Dataset entries

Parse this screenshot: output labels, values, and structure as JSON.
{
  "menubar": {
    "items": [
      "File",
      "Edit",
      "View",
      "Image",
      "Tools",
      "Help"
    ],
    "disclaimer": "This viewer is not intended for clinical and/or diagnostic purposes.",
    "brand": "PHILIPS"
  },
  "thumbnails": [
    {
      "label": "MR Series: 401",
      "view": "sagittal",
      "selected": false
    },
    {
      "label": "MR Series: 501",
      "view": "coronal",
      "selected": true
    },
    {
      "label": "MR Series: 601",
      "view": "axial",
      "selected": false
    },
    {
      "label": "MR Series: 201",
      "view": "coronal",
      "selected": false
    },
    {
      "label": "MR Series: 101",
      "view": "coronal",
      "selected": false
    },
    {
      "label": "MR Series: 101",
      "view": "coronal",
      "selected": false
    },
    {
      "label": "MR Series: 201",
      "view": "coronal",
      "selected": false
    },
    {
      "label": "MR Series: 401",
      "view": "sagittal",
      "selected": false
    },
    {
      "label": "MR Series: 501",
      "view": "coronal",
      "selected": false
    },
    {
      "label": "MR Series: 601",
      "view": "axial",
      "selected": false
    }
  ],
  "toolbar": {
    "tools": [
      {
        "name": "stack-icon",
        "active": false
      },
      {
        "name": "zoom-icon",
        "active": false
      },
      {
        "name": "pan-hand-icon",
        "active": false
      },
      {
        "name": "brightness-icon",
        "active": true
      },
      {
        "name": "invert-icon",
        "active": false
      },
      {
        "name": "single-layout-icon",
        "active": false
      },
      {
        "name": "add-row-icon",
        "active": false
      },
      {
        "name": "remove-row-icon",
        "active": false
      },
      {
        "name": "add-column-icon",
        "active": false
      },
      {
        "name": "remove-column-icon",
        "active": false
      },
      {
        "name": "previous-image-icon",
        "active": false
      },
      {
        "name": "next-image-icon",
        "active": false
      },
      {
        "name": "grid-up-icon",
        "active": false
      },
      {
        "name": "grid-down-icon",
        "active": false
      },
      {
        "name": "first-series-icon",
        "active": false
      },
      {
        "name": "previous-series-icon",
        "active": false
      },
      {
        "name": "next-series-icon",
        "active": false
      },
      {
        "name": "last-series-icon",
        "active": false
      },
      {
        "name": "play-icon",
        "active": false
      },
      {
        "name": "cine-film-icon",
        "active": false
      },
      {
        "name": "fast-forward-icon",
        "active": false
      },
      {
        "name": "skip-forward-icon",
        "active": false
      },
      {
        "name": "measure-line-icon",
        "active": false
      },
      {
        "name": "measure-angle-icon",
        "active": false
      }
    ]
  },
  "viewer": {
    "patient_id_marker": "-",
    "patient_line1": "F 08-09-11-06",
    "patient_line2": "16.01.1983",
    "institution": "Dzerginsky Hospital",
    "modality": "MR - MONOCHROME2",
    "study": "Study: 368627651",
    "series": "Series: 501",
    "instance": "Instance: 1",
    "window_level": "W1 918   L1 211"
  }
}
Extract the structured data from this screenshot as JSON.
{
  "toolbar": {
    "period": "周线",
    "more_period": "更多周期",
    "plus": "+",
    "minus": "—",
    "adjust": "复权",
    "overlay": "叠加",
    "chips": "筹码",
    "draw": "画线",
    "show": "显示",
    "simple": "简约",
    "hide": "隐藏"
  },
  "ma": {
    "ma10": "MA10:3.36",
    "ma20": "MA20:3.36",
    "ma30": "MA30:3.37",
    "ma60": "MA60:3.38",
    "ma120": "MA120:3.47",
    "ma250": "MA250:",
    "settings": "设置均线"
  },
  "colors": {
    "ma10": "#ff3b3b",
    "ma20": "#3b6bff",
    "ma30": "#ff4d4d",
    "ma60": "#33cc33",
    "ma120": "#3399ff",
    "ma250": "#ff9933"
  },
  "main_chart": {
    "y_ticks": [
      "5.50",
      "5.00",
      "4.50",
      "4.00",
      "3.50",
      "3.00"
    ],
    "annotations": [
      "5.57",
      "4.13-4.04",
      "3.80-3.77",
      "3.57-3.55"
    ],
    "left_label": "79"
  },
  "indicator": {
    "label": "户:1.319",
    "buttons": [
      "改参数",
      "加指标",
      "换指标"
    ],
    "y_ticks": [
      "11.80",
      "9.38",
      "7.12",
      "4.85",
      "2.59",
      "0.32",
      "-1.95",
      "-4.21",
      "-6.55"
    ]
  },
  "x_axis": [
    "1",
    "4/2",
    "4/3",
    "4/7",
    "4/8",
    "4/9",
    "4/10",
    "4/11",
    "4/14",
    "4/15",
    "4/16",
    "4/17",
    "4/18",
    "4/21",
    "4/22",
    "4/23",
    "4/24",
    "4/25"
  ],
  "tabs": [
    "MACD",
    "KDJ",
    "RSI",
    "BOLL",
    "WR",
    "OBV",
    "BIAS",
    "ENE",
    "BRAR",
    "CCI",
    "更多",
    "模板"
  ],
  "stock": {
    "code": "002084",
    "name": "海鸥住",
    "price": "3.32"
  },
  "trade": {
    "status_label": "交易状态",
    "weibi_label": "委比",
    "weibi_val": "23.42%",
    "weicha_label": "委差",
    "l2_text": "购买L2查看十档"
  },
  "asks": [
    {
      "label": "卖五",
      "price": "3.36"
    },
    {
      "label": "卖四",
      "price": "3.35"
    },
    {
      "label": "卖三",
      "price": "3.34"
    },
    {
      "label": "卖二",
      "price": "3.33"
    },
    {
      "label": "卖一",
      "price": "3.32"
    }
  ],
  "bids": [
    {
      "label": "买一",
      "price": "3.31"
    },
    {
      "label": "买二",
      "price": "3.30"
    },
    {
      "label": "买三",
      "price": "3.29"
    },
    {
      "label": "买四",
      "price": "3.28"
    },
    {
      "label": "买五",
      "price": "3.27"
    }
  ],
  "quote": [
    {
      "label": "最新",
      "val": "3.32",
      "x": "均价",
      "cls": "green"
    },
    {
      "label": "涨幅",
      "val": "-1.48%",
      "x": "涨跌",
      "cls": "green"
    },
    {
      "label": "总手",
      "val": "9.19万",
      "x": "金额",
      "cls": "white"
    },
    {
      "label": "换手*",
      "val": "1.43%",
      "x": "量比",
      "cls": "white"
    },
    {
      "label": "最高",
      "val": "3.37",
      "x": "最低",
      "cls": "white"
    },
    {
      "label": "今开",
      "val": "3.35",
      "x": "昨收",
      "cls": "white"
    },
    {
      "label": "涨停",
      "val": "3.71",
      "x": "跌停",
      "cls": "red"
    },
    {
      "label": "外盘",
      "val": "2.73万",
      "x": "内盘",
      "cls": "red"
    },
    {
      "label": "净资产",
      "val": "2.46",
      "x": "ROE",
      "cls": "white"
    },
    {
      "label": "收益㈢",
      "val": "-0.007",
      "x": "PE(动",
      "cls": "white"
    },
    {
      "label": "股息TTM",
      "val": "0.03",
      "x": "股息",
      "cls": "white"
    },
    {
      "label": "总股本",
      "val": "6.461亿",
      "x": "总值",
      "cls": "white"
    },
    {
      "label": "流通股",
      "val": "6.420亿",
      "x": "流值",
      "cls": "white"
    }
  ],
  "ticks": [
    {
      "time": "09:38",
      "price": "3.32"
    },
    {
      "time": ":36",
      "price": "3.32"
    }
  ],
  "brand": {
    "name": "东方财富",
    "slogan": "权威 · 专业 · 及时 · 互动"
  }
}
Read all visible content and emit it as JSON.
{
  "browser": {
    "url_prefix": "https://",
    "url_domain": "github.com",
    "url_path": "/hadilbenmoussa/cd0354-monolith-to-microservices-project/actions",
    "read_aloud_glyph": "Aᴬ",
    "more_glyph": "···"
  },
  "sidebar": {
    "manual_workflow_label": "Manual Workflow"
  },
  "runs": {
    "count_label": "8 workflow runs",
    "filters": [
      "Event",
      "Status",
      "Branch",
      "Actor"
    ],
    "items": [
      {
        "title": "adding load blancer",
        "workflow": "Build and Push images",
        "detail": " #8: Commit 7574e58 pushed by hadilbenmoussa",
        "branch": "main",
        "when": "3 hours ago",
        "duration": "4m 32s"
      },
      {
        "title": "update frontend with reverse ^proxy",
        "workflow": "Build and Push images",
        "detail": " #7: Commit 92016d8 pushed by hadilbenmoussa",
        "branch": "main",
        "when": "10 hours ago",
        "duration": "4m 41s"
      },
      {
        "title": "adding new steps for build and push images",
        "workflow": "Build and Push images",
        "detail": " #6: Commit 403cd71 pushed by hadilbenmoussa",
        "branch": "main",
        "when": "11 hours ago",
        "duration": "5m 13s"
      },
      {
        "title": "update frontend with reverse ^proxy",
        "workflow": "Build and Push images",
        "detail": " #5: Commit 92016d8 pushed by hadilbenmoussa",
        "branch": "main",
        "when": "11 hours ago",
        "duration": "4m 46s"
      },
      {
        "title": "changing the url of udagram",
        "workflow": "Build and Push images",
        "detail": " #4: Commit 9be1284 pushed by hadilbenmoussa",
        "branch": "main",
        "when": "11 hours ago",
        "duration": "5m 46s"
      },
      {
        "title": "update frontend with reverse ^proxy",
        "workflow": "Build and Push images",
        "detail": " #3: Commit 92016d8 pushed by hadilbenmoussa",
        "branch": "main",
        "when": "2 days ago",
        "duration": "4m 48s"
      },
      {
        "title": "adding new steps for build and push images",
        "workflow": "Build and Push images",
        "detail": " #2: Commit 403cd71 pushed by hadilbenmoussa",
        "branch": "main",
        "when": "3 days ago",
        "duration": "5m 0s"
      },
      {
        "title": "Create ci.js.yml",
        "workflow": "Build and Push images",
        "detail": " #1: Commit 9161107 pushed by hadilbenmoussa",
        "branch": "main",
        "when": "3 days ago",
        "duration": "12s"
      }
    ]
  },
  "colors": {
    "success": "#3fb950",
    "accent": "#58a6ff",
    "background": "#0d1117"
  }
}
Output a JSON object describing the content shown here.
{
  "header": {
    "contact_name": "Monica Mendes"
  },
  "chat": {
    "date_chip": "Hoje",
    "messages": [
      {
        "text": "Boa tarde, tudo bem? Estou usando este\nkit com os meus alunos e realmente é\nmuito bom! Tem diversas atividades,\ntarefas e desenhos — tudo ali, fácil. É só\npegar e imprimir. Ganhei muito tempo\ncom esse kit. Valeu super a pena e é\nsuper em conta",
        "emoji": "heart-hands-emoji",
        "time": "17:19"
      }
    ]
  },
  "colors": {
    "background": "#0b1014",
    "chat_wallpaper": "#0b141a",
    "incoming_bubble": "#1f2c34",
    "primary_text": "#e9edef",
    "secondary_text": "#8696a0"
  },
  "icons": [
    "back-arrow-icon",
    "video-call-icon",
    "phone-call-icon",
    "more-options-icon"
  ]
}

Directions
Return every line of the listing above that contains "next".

Result below
        "name": "next-image-icon",
        "name": "next-series-icon",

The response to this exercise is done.